Baker Creek Heirloom Seed Company

I always sign up to get one of their catalogues, and I save their catalogues from previous years to use for planning or to give to friends.  The arrival of the Baker Creek seed catalogue gets me excited for spring and all things “garden”.

Of course you can buy seed packets at any number of stores.  I can and do buy seeds from local stores, but not everyone has purple carrots, green and purple beans, striped tomatoes, or strange and wonderful squashes that I’ve read about in the pages of books.

Baker Creek Heirloom Seed Company

The only downside of all these super-cool vegetables, fruits, and herbs is that I have a hard time narrowing my focus.  Even after I eliminate some of my ideas, I still tend to have so many things I want to try that it can get a bit crazy.  (One year I got really enthusiastic and started over 200 tomato plants from seed.  It was actually a relief when some of them got destroyed in an accident.  :(  Consider yourself warned!!!)  If, however, you want to cook with things you can’t easily find in stores, here’s your chance to grow your own.

Baker Creek Heirloom Seed Company

Baker Creek Heirloom Seed Company

Baker Creek Heirloom Seed Company

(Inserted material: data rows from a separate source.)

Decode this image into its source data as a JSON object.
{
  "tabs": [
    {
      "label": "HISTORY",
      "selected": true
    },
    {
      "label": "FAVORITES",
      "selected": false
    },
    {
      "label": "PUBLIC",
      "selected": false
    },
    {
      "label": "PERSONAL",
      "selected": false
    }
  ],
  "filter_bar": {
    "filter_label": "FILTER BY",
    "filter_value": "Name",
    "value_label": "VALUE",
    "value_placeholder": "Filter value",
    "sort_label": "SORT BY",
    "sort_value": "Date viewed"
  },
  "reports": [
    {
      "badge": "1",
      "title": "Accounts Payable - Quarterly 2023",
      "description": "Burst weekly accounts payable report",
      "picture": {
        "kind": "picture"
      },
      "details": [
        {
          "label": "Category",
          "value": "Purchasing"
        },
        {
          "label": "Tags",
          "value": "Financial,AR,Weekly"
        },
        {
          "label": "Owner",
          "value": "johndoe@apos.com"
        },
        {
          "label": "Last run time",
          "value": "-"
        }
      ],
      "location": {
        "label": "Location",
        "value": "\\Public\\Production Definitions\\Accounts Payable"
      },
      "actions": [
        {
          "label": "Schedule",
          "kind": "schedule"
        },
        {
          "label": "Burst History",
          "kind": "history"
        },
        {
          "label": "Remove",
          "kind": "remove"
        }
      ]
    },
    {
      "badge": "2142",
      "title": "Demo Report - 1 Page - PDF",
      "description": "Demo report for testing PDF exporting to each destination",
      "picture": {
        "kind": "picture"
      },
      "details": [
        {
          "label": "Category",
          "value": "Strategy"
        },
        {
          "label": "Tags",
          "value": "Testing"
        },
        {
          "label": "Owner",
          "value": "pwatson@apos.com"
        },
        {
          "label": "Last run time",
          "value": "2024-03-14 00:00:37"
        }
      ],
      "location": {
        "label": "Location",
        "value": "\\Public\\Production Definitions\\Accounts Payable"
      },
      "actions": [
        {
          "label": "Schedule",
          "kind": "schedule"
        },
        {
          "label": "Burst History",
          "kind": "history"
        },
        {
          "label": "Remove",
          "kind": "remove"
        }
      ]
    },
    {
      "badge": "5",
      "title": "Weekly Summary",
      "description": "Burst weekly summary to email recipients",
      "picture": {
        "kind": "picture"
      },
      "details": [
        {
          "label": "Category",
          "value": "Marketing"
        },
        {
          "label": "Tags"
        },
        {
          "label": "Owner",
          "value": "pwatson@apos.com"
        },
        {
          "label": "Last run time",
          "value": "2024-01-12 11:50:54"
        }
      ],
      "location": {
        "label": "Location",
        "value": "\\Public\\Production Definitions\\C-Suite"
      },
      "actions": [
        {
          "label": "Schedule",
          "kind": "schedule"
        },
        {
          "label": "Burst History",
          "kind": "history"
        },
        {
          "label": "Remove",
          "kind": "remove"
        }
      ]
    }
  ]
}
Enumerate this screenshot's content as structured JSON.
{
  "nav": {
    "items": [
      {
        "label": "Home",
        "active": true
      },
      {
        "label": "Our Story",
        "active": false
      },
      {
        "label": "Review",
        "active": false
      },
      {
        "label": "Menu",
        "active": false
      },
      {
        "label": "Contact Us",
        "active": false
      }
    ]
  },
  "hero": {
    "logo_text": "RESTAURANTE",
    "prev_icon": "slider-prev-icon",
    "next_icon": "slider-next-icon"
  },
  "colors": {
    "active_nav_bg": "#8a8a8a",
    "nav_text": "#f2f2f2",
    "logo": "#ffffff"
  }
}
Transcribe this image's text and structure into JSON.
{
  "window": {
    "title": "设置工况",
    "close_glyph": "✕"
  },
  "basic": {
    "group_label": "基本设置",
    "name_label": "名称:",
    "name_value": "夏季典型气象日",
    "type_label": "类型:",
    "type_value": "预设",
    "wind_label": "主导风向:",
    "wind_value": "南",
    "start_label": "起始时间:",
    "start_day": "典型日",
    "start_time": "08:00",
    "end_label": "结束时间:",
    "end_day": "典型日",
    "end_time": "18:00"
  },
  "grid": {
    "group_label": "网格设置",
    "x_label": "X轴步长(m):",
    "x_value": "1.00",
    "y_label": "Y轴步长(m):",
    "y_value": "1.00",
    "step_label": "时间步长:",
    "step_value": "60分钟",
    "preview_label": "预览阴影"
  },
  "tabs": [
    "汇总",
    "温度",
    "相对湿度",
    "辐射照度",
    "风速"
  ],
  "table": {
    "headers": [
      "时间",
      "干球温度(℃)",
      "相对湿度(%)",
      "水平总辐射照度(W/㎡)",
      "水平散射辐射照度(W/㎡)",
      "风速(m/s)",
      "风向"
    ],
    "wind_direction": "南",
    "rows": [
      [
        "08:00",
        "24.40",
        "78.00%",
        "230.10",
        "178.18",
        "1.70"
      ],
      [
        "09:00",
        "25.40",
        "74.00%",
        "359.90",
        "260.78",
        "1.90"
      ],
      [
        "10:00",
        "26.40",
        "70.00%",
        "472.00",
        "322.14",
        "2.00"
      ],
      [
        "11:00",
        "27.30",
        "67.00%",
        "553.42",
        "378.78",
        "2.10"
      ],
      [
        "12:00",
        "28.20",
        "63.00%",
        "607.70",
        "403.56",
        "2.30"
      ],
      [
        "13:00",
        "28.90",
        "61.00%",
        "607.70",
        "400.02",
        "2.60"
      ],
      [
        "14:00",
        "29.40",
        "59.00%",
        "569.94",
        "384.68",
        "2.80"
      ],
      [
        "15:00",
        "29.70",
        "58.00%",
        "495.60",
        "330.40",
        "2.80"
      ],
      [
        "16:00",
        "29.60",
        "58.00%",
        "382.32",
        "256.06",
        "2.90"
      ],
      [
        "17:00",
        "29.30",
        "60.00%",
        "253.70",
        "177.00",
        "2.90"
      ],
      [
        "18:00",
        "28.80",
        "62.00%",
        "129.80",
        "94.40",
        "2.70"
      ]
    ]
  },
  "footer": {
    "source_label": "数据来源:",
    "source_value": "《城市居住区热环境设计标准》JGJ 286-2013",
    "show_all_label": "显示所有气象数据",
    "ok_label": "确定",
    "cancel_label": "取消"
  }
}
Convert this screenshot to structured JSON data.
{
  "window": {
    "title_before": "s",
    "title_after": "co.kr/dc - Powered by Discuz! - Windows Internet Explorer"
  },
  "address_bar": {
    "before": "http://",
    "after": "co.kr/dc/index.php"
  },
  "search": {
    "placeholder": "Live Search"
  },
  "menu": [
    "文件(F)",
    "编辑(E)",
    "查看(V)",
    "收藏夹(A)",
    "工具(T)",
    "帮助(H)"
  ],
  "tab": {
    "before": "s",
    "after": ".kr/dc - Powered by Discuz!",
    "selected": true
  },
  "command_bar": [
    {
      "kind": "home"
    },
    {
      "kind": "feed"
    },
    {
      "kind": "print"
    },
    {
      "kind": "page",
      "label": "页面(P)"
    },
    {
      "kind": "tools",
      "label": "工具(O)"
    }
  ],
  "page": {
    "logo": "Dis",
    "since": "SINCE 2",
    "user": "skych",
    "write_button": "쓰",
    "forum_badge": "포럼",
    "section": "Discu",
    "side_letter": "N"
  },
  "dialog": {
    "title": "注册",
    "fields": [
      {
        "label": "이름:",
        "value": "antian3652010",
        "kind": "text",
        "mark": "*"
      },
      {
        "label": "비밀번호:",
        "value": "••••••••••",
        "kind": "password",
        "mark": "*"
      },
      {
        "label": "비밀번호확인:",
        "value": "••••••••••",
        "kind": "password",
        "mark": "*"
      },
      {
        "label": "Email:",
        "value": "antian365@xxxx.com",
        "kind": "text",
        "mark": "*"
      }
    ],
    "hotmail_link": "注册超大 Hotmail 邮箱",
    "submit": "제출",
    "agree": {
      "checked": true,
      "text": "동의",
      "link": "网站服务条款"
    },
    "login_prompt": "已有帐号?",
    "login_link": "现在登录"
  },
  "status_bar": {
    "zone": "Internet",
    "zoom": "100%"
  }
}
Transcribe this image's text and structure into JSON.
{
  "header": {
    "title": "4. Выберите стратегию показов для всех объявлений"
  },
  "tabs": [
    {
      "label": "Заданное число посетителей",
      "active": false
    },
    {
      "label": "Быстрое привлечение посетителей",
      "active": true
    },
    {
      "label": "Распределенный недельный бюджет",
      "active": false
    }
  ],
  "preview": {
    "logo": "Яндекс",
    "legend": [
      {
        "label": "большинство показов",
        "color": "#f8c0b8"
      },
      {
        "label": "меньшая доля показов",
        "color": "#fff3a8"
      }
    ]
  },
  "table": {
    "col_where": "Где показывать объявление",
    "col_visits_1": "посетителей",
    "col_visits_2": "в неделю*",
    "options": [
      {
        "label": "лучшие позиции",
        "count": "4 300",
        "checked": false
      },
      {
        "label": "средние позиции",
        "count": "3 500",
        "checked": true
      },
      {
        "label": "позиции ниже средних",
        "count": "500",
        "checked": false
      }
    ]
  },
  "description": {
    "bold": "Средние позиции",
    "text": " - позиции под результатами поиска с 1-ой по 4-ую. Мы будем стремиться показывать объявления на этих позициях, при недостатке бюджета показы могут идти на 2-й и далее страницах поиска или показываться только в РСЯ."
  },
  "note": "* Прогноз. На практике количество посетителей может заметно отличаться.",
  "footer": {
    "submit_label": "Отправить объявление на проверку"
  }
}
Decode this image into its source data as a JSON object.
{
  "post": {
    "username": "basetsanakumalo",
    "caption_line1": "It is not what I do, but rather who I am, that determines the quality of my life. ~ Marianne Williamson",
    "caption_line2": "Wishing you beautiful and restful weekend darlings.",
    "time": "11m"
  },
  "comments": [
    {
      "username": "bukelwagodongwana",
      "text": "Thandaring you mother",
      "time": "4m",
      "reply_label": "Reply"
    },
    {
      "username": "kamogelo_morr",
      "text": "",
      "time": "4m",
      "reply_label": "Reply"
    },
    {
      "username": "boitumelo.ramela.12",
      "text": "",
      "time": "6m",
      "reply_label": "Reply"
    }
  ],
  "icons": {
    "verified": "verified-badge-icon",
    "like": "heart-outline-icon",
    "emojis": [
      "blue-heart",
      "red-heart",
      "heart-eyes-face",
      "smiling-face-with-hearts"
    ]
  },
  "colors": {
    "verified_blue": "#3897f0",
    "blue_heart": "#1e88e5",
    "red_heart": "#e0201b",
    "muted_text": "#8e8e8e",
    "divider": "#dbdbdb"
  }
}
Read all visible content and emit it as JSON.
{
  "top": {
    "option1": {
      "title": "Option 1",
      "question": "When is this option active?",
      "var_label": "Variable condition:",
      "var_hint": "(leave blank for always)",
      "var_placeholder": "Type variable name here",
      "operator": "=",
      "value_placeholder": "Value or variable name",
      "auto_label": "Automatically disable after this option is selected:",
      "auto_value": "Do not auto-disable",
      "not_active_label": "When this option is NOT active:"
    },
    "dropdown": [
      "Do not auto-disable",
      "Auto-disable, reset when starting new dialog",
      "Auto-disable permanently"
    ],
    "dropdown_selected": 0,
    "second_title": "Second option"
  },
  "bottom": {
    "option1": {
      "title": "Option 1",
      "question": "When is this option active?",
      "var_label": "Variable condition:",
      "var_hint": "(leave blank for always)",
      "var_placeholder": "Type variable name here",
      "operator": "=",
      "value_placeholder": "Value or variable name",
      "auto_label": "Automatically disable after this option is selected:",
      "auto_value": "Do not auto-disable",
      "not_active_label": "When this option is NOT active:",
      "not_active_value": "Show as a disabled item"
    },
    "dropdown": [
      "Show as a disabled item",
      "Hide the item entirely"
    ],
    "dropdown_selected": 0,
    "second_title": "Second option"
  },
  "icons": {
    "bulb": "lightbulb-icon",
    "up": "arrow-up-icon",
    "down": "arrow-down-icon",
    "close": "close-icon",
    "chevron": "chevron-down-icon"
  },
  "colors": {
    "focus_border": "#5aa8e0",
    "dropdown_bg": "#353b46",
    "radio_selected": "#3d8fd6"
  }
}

My one regret on this topic is that I didn’t post this sooner.  Unless they’ve reprinted, I think they may have run out of free catalogues for this year, but sign up for next year’s or look at their offerings online if you are thinking about what to plant this year.  I CAN’T WAIT FOR SPRING!!!!  ;)